Actually, it was a joint decision between Mrs Scribe and myself. We both probably got into music about the time that vinyl was still fairly "available" and CDs hadn't quite made their full mark. This was a time before Napster, before crap CD copy "protection", before digital radio. The handful of vinyl between us was enough to spur on some nostalgia.
As a result, the weeks since then have been dottily interspersed with diving into second hand record shops, browsing dusty rows of LPs, and digging out stuff which we think will "sound good on vinyl". Ella, King Curtis, Zeppelin, Kate Bush. I even re-bought something on vinyl for the first time - Sigur Ros' ágætis byrjun - one of the few albums that's been such a part of my life, I would pay to have it in BIG FORMAT.
In a way it's this big format that has made me start listening to music again. I mean, really listening to it. Sure, I buy albums and download MP3s every now and then and there are some fantastic tracks out there. But time in the 21st century is tight, and it seems either harder to make the time for music, or easier to squeeze it into the gaps - I'm not sure which.
The inconvenience of vinyl is also its charm, for two reasons:
One: There is no "pause" button. If you're interrupted, you miss it. You don't just rewind to re-play something, or fast-forward over the bits you don't like. The only respite you get is in the middle, when the stylus reaches the end of side A. Vinyl picks you up and forces yo to listen.
Two: Physicality is what makes music in the first place. Holding a disc in your hands, knowing that tiny divots create vibration and that any scratches will be turned into sound - vinyl is far closer to a real instrument than digital. There is no "wrong" or "right", only what the turntable feels. If the disc skips, nothing corrects it. If it crackles, that's fine. There is an acceptance that the medium is a part of the music, rather than just something else to get in the way. And if you break it, there are no back-ups.
Don't get me wrong, I like CDs and MP3s, in the same way that I have a digital camera as well as a dozen film ones. But vinyl is one of those dying items that still tethers our emotions to the world around us. Once we are used to disposability and infinite replicability, do we no longer pay attention?
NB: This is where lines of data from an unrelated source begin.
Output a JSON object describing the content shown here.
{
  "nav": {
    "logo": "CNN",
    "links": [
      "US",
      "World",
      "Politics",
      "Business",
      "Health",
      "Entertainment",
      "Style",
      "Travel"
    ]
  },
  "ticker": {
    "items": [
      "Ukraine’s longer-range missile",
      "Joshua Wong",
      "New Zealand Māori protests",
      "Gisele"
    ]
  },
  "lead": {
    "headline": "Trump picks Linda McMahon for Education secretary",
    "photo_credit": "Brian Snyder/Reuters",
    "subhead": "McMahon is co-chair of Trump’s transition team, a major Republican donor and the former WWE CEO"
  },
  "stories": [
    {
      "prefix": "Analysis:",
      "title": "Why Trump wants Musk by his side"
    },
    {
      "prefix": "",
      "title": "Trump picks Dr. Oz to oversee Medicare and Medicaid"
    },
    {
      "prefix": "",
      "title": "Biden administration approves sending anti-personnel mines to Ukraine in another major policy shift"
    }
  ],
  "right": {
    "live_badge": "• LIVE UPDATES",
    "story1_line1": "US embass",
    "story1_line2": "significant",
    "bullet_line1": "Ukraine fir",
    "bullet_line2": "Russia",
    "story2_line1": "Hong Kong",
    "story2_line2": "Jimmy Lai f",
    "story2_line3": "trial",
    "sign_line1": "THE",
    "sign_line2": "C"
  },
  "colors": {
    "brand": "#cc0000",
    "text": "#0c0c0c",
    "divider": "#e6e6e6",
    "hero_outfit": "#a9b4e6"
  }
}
Forget all the arguments about whether vinyl sounds "better" than digital. The real joy is in seeing the thing go round, the turntable arm slowly progressing towards the black hole at the centre, and listening along while you hold the cover art like a hardback book.